> _Exercise details_
Scan the entries below for the word "体の動き". Copy out every line in which it occurs.

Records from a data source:
┌──

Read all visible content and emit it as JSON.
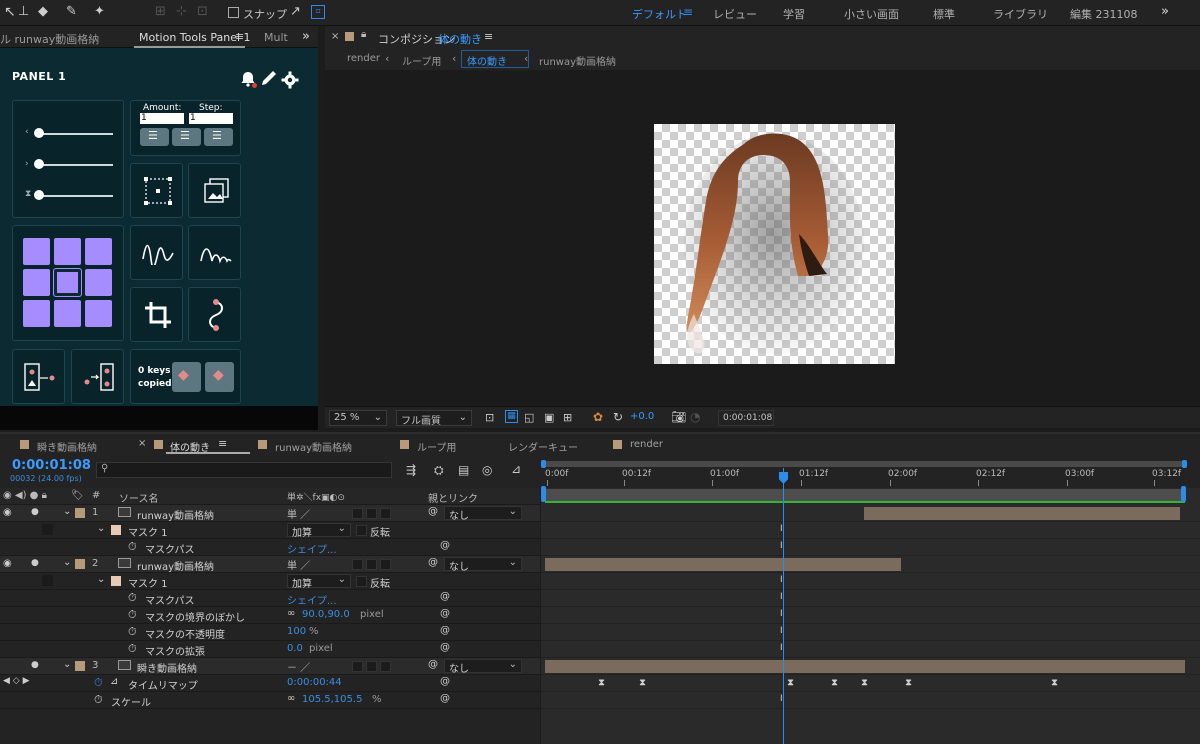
{
  "topbar": {
    "snap_label": "スナップ",
    "workspaces": [
      "デフォルト",
      "レビュー",
      "学習",
      "小さい画面",
      "標準",
      "ライブラリ",
      "編集 231108"
    ],
    "active_workspace": "デフォルト"
  },
  "left_tabs": {
    "project_tab": "ル runway動画格納",
    "panel_tab": "Motion Tools Panel 1",
    "multi_tab": "Mult"
  },
  "motion_tools": {
    "panel_title": "PANEL 1",
    "amount_label": "Amount:",
    "step_label": "Step:",
    "amount_value": "1",
    "step_value": "1",
    "keys_copied": "0 keys copied"
  },
  "comp": {
    "tab_label": "コンポジション",
    "comp_name": "体の動き",
    "breadcrumbs": [
      "render",
      "ループ用",
      "体の動き",
      "runway動画格納"
    ],
    "zoom": "25 %",
    "quality": "フル画質",
    "exposure": "+0.0",
    "timecode": "0:00:01:08"
  },
  "timeline": {
    "tabs": [
      "瞬き動画格納",
      "体の動き",
      "runway動画格納",
      "ループ用",
      "レンダーキュー",
      "render"
    ],
    "active_tab": "体の動き",
    "current_time": "0:00:01:08",
    "frame_info": "00032 (24.00 fps)",
    "ruler_labels": [
      "0:00f",
      "00:12f",
      "01:00f",
      "01:12f",
      "02:00f",
      "02:12f",
      "03:00f",
      "03:12f"
    ],
    "column_source": "ソース名",
    "column_parent": "親とリンク",
    "rows": [
      {
        "kind": "layer",
        "num": "1",
        "name": "runway動画格納",
        "parent": "なし"
      },
      {
        "kind": "mask",
        "name": "マスク 1",
        "mode": "加算",
        "invert": "反転"
      },
      {
        "kind": "prop",
        "name": "マスクパス",
        "value": "シェイプ..."
      },
      {
        "kind": "layer",
        "num": "2",
        "name": "runway動画格納",
        "parent": "なし"
      },
      {
        "kind": "mask",
        "name": "マスク 1",
        "mode": "加算",
        "invert": "反転"
      },
      {
        "kind": "prop",
        "name": "マスクパス",
        "value": "シェイプ..."
      },
      {
        "kind": "prop",
        "name": "マスクの境界のぼかし",
        "value": "90.0,90.0",
        "unit": "pixel"
      },
      {
        "kind": "prop",
        "name": "マスクの不透明度",
        "value": "100",
        "unit": "%"
      },
      {
        "kind": "prop",
        "name": "マスクの拡張",
        "value": "0.0",
        "unit": "pixel"
      },
      {
        "kind": "layer",
        "num": "3",
        "name": "瞬き動画格納",
        "parent": "なし"
      },
      {
        "kind": "prop",
        "name": "タイムリマップ",
        "value": "0:00:00:44"
      },
      {
        "kind": "prop",
        "name": "スケール",
        "value": "105.5,105.5",
        "unit": "%"
      }
    ]
  },
  "colors": {
    "accent": "#2d8ceb",
    "panel_bg": "#0b2a31",
    "grid_purple": "#a58cff",
    "label_tan": "#b79a7a"
  }
}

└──

> _Exercise result_
    "comp_name": "体の動き",
      "体の動き",
      "体の動き",
    "active_tab": "体の動き",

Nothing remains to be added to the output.